Christian Hofmann (LMU Munich) and Naomi Rothernberg study a principal's choice of whether to produce an imperfect forecast about a firm's outcome either before or after an agent's effort choice. The early forecast affects the agent's effort choice, which means the forecast can also be used to infer information about the effect of the agent's effort on outcome. The late forecast is more accurate because, by working hard, the agent also learns about productivity, implying that the late forecast has an additional performance measurement role. With verifiable information, the principal prefers a late forecast when the agent's effect on the accuracy of the forecast is either large or small. The agent has consistent preferences when his effect on the accuracy of the late forecast is not too large. With unverifiable information, the agent's information rents imply that the principal cannot use either forecast as a performance measure. Thus, the accuracy of the late forecast has no effect on the principal's preference. However, if the accuracy of the early forecast is low and its decision‐making function is diminished, the principal prefers a late signal.

Forecast accuracy and consistent
preferences for the timing of
information arrival

Hofmann, C., & Rothenberg, N.R. (2019). Forecast accuracy and consistent preferences for the timing of information arrival. Contemporary Accounting Research. Available at: https://doi.org/10.1111/1911-3846.12499

LATEST RESEARCH

Joachim Gassen (HU Berlin), Hollis A. Skaife and David Veenman demonstrate that measures of stock price synchronicity based on market model R2s are predictably biased downwards as a result of stock illiquidity, and that previously‐employed remedies to correct market model betas for measurement bias do not fix R2.

Joachim Gassen (HU Berlin), Hollis A. Skaife and David Veenman demonstrate that measures of stock price synchronicity based on market model R2s are predictably biased downwards as a result of stock illiquidity, and that previously‐employed remedies to correct market model betas for measurement bias do not fix R2. Using a large international sample of firm‐years, they find strong negative and nonlinear relations between illiquidity and R2 across countries, across firms, and over time. Because variables of interest frequently relate to illiquidity as well, they illustrate the consequences of not controlling for illiquidity in synchronicity research. More generally, they demonstrate the importance of using nonlinear control variable methods. Overall, they conclude that the illiquidity‐driven measurement bias in R2 provides an explanation for why prior research finds low‐R2 firms to have weak information environments, and suggest future research carefully evaluate the sensitivity of its results to nonlinear controls for illiquidity.

Illiquidity and the Measurement
of Stock Price Synchronicity

Gassen, J., Skaife, H.A., & Veenman, D. (2019). Illiquidity and the measurement of stock price synchronicity. Contemporary Accounting Research. Available at: https://doi.org/10.1111/1911-3846.12519

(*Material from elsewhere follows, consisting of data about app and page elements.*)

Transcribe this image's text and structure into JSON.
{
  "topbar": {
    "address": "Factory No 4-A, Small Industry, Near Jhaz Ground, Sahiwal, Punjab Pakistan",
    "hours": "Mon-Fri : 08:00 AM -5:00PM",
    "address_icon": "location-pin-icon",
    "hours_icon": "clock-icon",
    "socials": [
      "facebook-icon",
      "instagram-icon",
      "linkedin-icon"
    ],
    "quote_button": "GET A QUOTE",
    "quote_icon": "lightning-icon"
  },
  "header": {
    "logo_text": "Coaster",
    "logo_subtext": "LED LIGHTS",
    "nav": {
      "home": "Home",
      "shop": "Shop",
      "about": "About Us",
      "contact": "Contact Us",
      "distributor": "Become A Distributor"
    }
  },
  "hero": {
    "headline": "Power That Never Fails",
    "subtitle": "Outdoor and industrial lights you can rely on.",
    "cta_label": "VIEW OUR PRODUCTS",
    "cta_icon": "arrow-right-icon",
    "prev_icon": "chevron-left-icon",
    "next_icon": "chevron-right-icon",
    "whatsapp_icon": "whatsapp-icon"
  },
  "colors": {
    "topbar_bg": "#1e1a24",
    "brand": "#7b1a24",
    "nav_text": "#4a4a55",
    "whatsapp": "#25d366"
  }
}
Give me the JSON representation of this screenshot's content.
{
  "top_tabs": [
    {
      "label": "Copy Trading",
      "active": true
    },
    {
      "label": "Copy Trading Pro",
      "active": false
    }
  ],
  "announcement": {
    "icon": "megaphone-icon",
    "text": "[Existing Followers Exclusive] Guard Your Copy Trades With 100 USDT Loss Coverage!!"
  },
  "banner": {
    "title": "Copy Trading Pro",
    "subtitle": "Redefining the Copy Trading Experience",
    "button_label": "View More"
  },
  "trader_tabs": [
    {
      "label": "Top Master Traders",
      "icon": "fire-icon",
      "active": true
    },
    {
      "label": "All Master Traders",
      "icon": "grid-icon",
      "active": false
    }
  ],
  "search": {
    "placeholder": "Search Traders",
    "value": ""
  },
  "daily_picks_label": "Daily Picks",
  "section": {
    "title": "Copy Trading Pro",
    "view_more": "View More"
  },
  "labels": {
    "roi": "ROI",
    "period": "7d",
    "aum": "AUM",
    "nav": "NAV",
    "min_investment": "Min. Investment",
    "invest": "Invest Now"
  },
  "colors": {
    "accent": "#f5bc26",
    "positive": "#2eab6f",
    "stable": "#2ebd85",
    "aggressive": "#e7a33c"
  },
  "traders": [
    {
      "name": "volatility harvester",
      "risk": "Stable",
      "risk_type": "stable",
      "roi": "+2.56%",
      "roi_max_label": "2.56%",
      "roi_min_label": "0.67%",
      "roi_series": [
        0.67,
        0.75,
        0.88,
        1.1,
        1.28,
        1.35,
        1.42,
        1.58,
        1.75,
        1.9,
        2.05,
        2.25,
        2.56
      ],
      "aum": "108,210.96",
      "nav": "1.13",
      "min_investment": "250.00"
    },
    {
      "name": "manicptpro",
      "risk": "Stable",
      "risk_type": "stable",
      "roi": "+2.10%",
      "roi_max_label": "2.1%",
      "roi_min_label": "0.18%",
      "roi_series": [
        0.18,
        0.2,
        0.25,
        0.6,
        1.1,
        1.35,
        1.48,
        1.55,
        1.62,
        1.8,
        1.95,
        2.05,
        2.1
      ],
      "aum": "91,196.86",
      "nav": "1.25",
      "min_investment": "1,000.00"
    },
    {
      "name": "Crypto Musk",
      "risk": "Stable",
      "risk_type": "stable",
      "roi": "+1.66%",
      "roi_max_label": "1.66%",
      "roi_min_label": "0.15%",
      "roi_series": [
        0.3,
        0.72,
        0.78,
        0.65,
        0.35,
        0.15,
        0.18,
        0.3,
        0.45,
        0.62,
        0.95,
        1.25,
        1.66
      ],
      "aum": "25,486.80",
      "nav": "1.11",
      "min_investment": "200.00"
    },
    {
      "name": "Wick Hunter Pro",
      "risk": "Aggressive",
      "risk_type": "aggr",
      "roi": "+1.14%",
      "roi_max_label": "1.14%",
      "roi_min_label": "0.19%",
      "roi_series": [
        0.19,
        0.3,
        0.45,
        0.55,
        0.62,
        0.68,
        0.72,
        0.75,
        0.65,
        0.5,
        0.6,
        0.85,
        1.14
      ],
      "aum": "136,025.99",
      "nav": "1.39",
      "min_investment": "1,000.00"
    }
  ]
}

LATEST RESEARCH

previous arrow
next arrow
Slider

JOB POSTS

We invite applications of candidates for Doctoral Researcher and Post-Doctoral Researcher positions. We are looking for candidates with research interests in managerial accounting, financial accounting or taxation. Read more about our job posts here.

UPCOMING EVENTS

14-15 Oct. 2019
Emerging Scholars in Accounting Conference 
Frankfurt

28-29 Nov. 2019
TRR 266 Annual Conference
Mannheim

DATA VISUALIZATION

Tax Complexity Index

July 2019 – Even though tax complexity is an exceedingly important and widely discussed topic, we know relatively little about it. LMU Munich and Paderborn University have therefore investigated tax complexity and its drivers across the globe. They have jointly developed a Tax Complexity Index which measures the level of tax (code and framework) complexity faced by multinational companies in 100 countries. The results are made publicly available through an interactive website.

 

Scroll to top

Pin It on Pinterest